> **WHAT YOU HAVE TO DO**
Every line containing "this" should be identified and copied from the data below.

> **GIVEN DATA**
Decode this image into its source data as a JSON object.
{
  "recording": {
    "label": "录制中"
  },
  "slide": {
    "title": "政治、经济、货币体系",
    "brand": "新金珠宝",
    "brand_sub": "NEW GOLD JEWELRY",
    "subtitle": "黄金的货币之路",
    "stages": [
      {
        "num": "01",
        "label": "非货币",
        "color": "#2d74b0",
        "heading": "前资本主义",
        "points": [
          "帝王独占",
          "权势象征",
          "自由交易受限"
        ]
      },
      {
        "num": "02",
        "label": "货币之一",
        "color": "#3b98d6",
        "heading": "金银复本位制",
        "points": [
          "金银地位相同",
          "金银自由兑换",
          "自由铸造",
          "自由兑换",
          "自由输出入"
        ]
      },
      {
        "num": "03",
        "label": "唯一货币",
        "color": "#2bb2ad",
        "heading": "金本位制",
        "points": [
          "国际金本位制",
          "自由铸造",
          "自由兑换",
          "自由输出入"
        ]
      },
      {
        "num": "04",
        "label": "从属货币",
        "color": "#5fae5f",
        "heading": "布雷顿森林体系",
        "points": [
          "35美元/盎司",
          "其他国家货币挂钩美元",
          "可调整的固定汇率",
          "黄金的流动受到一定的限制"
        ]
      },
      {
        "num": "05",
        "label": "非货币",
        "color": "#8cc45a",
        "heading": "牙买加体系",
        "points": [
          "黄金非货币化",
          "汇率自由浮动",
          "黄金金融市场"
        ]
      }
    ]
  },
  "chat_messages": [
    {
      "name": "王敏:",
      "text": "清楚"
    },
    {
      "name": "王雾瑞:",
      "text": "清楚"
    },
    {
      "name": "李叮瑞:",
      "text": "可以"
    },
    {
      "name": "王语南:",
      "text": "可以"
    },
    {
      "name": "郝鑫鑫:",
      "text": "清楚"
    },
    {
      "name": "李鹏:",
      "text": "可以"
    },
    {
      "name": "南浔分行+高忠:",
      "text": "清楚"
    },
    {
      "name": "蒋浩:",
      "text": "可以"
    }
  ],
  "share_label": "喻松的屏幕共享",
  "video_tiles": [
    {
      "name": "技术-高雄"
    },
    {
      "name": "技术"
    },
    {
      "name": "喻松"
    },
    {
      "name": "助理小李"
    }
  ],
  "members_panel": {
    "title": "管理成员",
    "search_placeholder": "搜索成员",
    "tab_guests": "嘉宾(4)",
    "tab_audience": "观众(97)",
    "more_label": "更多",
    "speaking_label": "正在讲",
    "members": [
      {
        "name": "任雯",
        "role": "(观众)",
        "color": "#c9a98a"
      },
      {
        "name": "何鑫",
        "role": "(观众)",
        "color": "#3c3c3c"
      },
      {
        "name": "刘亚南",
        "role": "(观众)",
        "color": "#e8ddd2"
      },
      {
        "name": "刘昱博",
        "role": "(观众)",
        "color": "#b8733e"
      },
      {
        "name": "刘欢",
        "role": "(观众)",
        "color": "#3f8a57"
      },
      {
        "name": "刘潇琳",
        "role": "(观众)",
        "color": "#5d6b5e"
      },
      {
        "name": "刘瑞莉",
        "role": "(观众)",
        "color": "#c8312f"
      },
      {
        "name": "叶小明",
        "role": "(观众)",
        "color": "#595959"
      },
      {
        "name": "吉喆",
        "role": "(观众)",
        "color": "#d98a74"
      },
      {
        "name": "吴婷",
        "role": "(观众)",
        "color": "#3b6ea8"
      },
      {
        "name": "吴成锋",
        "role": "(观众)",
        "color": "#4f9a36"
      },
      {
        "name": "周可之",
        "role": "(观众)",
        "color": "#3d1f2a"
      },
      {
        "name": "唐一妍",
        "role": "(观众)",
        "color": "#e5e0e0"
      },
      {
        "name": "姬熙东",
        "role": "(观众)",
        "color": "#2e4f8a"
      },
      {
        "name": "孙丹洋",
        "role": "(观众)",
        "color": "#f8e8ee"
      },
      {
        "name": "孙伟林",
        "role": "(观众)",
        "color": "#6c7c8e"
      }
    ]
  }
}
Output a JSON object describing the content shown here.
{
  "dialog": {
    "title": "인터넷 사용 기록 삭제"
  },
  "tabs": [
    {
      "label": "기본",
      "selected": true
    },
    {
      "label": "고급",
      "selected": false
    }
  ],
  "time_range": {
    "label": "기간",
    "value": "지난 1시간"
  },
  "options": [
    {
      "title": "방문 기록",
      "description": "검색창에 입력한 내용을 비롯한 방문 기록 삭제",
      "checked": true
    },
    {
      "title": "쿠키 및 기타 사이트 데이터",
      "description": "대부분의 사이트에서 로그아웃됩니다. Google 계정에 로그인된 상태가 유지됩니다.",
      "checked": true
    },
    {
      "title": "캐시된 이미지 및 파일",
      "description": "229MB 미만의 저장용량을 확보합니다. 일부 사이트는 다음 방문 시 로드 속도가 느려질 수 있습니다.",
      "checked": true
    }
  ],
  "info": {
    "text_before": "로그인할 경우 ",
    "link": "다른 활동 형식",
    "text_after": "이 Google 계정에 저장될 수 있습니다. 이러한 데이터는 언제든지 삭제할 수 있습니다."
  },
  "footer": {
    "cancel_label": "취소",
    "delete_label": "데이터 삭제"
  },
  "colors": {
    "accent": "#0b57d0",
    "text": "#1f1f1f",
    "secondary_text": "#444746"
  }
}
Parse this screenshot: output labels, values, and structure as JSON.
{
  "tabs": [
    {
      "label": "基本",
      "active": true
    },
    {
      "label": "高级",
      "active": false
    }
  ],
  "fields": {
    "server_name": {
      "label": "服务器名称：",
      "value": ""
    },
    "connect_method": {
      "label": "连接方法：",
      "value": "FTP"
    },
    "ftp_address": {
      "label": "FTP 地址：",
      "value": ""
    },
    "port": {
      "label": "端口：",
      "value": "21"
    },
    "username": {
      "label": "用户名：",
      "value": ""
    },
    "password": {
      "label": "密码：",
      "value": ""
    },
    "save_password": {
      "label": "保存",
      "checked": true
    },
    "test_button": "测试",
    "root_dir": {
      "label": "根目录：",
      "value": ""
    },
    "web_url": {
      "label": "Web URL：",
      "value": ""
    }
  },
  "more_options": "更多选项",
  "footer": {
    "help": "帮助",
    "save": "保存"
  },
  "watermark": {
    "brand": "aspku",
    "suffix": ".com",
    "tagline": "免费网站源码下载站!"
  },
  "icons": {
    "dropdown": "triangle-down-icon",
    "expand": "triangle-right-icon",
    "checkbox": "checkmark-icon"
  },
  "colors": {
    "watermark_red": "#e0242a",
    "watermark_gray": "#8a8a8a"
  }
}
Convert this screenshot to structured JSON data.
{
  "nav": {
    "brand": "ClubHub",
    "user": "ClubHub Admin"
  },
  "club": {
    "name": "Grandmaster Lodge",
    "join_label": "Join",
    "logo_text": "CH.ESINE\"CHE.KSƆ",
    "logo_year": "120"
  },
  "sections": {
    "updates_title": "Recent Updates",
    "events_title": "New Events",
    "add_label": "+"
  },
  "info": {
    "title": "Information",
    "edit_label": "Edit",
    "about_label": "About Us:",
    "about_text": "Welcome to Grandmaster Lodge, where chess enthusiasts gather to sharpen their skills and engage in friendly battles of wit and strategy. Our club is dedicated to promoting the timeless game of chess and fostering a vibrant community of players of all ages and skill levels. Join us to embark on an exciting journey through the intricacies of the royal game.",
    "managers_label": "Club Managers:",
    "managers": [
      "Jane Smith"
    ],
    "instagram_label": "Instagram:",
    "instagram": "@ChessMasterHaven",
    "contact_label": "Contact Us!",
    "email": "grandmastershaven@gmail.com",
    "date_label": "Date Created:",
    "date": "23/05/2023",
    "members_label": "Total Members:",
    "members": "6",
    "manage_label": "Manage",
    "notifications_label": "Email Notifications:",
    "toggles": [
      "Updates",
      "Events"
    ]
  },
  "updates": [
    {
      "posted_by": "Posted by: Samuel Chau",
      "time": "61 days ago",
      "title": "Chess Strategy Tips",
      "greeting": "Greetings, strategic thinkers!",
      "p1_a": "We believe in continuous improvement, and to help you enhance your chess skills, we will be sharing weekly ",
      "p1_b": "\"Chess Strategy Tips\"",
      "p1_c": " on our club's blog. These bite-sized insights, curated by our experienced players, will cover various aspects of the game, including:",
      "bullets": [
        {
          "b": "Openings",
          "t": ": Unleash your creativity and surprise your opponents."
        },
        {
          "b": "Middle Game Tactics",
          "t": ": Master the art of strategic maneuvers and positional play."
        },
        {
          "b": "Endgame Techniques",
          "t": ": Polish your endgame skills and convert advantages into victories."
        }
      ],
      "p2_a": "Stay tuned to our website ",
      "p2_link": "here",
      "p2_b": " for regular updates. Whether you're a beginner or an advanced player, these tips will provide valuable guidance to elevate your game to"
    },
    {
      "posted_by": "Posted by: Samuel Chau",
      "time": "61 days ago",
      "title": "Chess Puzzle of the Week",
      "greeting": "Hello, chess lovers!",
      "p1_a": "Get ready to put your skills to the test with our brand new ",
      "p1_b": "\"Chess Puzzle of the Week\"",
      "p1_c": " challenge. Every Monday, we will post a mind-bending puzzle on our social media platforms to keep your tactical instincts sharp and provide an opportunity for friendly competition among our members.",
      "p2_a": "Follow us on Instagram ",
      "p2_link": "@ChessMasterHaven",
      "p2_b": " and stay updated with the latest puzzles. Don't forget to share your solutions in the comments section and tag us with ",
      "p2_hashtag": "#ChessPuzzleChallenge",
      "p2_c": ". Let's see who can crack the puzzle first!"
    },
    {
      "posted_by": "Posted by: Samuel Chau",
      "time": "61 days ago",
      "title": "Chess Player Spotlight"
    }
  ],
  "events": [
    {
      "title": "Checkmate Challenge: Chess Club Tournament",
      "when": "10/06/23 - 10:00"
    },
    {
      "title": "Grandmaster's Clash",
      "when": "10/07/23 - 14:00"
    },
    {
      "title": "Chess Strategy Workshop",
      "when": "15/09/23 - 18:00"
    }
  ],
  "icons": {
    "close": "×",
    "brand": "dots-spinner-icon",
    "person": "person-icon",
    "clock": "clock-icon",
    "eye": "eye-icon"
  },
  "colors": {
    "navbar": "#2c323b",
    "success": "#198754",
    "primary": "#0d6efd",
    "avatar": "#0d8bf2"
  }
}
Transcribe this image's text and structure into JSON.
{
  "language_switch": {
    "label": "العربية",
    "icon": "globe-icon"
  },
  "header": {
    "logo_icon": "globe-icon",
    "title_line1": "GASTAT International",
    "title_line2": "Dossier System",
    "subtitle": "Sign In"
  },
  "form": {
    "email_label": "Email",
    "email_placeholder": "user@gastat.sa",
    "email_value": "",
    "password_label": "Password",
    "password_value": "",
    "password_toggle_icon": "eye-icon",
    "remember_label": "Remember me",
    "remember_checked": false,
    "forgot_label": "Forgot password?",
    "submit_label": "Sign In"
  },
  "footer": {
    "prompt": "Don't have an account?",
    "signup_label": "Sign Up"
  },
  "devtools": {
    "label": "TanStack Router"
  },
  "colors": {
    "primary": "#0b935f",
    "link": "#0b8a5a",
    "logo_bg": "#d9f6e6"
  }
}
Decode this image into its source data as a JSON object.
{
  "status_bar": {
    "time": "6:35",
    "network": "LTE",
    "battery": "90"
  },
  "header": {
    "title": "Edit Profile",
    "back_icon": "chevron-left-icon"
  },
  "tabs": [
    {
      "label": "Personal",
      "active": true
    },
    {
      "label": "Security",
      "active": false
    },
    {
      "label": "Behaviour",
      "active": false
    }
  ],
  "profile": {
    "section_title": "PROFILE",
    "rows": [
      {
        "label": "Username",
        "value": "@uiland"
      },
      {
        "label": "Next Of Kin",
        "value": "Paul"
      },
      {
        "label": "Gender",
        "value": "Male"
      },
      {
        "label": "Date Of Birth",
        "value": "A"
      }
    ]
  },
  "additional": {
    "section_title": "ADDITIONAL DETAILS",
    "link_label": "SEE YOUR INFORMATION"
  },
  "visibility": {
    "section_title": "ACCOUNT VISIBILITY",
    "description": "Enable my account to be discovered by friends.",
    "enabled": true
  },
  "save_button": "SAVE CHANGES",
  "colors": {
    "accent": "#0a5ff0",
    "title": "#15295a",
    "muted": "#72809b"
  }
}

> **REPLY TO THE EXERCISE**
Decode this image into its source data as a JSON object.
Parse this screenshot: output labels, values, and structure as JSON.
Convert this screenshot to structured JSON data.
Transcribe this image's text and structure into JSON.
Decode this image into its source data as a JSON object.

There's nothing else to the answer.